Description : Designed as a companion to Rabindranath Tagore's 'Ghare-Baire' (The Home and the World), the ten essays of this volume cover the novel in terms of the complexity of colonial modernity. The book will be of great value and interest to those studying Indian literature, post-coloniality, gender representations and nationalism.
Description : Set against the backdrop of the Partition of Bengal by the British in 1905, Home and the World(Ghare Baire) is the story of a young liberal-minded zamindar Nikhilesh, his educated and sensitive wife Bimala, and Nikhilesh s friend Sandip, a charismatic nationalist leader whom Bimala finds herself attracted to. A perceptive exposition of the difficulties surrounding women s emancipation in pre-modern India, and a telling portrayal of the chasms inherent in the nationalist movement, Home and the Worldhas generated endless debate and discussion. This classic novel by Nobel Prize-winner Rabindranath Tagore, first published in Bengali in 1916, is now available in a lucid new translation.

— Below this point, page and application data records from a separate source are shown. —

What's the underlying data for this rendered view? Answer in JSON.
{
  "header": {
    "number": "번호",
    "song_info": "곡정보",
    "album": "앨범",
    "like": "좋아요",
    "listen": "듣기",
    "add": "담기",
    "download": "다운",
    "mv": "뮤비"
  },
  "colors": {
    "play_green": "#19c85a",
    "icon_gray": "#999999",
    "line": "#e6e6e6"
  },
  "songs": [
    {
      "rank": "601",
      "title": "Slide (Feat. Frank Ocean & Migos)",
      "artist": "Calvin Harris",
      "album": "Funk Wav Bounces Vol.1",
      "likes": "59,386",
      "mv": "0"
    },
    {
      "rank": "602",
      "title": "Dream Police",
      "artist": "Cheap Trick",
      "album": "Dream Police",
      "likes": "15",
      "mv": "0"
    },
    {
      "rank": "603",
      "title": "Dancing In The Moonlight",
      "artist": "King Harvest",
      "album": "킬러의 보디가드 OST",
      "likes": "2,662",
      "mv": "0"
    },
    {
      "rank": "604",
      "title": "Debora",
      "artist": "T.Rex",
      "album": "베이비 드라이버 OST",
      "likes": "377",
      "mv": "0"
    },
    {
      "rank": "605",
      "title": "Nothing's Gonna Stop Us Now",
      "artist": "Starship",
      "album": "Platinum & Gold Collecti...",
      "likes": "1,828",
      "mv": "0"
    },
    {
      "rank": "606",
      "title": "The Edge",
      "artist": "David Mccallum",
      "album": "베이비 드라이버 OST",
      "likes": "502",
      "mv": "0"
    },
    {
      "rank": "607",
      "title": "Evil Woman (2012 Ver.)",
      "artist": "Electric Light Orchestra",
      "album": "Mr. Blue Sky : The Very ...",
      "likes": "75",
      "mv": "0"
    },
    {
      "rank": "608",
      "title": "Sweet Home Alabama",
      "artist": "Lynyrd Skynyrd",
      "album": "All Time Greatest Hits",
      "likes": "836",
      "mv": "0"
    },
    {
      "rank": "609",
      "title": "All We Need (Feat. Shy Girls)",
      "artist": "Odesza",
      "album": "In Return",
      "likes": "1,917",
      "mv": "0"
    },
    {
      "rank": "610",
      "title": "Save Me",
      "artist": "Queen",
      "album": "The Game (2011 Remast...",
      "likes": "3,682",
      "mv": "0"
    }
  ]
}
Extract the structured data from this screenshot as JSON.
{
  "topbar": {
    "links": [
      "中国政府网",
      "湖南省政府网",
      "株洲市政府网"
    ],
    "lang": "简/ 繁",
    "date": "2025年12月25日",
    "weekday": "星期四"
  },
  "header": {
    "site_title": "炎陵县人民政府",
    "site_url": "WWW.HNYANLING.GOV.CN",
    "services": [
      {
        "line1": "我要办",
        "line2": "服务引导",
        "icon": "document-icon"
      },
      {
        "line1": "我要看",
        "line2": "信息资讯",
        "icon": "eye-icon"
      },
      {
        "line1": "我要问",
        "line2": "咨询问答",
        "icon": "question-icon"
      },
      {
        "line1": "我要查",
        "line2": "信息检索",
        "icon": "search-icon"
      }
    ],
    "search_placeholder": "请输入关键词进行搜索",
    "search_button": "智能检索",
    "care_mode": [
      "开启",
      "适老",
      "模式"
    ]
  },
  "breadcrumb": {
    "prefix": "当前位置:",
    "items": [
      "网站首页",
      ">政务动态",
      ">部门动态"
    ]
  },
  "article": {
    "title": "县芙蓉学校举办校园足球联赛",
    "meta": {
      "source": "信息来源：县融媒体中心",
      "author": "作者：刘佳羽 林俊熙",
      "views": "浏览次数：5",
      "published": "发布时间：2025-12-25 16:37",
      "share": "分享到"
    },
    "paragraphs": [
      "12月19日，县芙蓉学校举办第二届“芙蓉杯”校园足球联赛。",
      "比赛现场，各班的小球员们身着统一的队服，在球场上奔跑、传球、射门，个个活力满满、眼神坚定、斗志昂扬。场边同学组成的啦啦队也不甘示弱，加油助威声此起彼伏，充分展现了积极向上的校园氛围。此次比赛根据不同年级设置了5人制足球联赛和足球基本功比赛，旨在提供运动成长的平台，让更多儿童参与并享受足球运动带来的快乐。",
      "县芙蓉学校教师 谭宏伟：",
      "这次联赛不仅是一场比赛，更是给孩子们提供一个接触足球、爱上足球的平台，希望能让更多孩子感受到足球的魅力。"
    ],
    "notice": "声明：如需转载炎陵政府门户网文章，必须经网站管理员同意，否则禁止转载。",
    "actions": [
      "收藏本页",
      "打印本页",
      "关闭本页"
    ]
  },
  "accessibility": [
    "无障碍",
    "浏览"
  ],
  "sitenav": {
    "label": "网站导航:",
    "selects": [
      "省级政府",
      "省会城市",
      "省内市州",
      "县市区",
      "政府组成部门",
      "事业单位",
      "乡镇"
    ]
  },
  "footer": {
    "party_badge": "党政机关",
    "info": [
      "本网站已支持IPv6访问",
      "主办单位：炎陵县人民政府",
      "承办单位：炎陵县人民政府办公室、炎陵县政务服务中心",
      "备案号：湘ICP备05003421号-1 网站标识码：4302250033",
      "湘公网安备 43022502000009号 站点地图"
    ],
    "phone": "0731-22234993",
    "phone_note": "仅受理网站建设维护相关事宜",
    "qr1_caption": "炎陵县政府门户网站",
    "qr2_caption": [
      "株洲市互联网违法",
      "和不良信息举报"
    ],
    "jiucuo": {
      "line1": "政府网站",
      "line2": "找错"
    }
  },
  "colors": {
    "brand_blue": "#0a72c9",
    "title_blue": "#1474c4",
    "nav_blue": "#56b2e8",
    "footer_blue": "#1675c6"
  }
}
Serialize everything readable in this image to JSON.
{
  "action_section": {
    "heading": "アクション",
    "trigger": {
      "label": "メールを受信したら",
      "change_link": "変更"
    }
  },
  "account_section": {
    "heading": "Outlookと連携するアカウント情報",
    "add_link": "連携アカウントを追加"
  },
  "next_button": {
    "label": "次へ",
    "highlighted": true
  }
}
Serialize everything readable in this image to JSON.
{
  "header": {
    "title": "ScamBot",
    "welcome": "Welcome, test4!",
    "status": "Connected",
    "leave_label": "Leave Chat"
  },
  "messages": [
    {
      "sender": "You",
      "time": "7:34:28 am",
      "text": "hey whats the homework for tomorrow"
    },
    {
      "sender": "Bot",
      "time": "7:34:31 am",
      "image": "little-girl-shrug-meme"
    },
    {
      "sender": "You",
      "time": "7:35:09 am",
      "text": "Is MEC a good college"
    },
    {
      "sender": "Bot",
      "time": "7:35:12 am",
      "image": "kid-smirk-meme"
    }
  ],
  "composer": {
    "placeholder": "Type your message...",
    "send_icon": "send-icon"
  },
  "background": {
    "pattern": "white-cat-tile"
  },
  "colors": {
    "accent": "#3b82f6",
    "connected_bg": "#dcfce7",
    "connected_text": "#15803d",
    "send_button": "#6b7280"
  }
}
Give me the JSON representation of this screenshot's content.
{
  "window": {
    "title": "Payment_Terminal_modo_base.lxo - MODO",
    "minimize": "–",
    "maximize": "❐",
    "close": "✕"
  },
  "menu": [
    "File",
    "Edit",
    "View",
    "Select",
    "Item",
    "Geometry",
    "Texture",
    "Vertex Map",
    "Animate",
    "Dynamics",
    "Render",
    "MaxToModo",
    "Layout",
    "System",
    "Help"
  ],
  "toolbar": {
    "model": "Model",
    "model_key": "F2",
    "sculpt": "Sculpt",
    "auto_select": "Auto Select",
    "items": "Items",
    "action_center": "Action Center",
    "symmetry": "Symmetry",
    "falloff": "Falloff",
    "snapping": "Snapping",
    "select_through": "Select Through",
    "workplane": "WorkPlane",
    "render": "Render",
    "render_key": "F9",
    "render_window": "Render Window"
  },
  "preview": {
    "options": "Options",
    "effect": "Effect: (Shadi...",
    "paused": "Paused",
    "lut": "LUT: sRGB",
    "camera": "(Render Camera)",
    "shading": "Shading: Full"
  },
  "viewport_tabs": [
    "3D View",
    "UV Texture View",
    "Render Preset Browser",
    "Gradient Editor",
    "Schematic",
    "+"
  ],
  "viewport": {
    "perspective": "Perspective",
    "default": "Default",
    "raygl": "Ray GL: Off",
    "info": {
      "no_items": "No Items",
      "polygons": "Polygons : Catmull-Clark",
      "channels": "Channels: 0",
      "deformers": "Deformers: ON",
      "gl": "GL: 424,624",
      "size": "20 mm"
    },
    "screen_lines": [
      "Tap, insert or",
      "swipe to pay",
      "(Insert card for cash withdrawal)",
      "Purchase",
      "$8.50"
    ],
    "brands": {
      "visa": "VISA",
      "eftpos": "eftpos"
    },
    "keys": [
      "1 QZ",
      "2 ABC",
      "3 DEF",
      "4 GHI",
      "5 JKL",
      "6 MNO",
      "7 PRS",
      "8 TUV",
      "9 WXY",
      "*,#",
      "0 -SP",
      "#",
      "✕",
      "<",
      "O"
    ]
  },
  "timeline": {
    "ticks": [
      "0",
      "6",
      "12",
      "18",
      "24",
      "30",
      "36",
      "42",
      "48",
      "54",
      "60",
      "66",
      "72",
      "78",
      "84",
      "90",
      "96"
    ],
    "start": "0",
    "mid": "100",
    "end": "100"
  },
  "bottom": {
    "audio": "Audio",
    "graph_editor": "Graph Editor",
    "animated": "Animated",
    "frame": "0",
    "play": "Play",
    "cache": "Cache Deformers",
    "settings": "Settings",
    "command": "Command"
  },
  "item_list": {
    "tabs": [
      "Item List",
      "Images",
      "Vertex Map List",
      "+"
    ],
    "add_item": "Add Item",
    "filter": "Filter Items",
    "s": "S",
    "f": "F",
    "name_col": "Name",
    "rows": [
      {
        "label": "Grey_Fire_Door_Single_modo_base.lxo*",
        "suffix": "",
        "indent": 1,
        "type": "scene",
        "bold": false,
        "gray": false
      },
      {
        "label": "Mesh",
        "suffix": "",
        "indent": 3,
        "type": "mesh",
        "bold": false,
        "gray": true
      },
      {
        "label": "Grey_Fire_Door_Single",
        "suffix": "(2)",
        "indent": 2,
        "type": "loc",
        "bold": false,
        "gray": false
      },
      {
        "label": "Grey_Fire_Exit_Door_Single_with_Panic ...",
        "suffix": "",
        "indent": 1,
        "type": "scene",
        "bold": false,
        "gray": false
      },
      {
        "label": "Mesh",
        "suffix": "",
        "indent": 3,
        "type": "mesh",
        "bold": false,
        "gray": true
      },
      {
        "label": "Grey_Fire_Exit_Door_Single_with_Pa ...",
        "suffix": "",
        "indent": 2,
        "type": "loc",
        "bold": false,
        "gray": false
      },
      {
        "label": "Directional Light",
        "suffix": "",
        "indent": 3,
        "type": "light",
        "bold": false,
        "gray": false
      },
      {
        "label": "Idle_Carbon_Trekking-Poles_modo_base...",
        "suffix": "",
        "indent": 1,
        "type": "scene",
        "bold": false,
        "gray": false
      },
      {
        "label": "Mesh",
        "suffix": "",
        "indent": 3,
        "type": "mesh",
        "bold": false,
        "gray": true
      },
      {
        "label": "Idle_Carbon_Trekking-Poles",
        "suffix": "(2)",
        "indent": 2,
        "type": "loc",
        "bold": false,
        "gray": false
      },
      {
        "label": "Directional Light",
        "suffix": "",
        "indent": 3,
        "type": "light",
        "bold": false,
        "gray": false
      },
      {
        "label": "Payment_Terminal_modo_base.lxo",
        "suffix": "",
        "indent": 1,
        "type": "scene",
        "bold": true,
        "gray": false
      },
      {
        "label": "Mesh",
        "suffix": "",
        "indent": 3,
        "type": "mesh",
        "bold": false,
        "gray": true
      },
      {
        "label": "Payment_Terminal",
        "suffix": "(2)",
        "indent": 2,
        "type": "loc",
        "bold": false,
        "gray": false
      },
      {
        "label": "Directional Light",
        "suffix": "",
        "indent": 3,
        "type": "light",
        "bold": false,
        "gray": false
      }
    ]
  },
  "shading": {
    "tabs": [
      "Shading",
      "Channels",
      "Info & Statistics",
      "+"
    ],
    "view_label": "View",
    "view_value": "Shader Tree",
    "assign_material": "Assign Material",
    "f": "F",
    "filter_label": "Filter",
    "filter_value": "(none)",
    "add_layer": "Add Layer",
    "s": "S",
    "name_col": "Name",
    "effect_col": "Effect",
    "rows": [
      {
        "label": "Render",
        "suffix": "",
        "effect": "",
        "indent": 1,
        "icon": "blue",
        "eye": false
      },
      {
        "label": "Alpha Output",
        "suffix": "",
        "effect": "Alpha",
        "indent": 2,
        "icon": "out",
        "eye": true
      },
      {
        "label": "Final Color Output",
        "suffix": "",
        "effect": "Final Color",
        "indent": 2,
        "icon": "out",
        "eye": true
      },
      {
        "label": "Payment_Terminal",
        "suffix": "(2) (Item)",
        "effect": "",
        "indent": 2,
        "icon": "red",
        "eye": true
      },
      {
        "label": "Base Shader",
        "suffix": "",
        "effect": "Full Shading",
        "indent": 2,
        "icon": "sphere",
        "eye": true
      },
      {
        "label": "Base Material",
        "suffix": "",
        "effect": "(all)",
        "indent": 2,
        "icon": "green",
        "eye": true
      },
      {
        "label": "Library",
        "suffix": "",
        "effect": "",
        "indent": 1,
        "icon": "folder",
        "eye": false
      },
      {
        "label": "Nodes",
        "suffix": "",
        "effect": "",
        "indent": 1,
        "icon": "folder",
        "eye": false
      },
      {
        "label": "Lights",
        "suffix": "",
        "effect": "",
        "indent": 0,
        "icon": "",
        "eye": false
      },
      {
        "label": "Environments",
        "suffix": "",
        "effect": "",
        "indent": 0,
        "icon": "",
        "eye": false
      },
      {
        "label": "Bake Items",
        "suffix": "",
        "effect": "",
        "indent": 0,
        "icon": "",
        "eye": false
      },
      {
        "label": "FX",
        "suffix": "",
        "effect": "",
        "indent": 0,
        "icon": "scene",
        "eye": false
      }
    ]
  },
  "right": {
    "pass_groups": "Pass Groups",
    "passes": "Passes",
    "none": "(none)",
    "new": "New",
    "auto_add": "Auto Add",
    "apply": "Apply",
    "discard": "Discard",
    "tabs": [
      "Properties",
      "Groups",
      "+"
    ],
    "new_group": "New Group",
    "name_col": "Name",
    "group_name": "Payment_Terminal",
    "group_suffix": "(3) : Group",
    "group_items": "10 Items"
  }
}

Description : In The Recent Years, There Has Been A Revival Of Interest In Tagore`S Fiction, Especially The Novel The Home And The World. Set On A Bengali Zamindar`S Estate In 1908, It Is Both A Love Story And A Novel Of Political Awakening. The Present Book Throws Fresh Light On The Home And The World And Adds To Our Awareness Of The Intrinsic Value Of Indian Fiction.
Description : For over half a century, the Middle East has been major migration corridor for domestic workers from Asia and Africa. This book Illuminates the multidimensionality of these workers' lives as they engage in finding a balance between acting and being acted upon, struggle and accommodation, and movement and stasis.
Description : If boundaries protect us from threats, how should we think about the boundaries of states in a world where threats to human rights emanate from both outside the state and the state itself? Arguing that attitudes towards boundaries are premised on assumptions about the locus of threats to vital interests, Rahul Rao digs beneath two major normative orientations towards boundaries-cosmopolitanism and nationalism-which structure thinking on questions of public policy and identity. Insofar as the Third World is concerned, hegemonic versions of both orientations are underpinned by simplistic imageries of threat. In the cosmopolitan gaze, political and economic crises in the Third World are attributed mainly to factors internal to the Third World state with the international playing the role of heroic saviour. In Third World nationalist imagery, the international is portrayed as a realm of neo-imperialist predation from which the domestic has to be secured. Both images capture widely held intuitions about the sources of threats to human rights, but each by itself provides a resolutely partial inventory of these threats. By juxtaposing critical accounts of both discourses, Rao argues that protest sensibilities in the current conjuncture must be critical of hegemonic variants of both cosmopolitanism and nationalism. The second half of the book illustrates what such a critique might look like. Journeying through the writings of James Joyce, Rabindranath Tagore, Edward Said and Frantz Fanon, the activism of 'anti-globalisation' protesters, and the dilemmas of queer rights activists, Rao demonstrates that important currents of Third World protest have long battled against both the international and the domestic, in a manner that combines nationalist and cosmopolitan sensibilities.
Description : The first collection to emphasize the complex interaction between gender and postcoloniality. Most people in the world, from Africa to Asia and beyond, live in the aftermath of colonialism. Their day-to-day lives are defined by their past history as colonized peoples, often in ways that are subtle or hard to define. In Dangerous Liaisons, eminent contributors address the issues raised by the postcolonial condition, considering nationhood, history, gender, and identity from an inter-disciplinary perspective. Among the questions they address are: What are the boundaries of race and ethnicity in a diasporic world? How have women been so effectively excluded from national power? What have been the historical aftermaths of different forms of colonialism? What are the cultural and political consequences of colonial partitions of the nation-state? Representing an essential intervention, Dangerous Liaisons is a crucial guidebook for those concerned with understanding postcoloniality at the moment when it is becoming more and more widely discussed.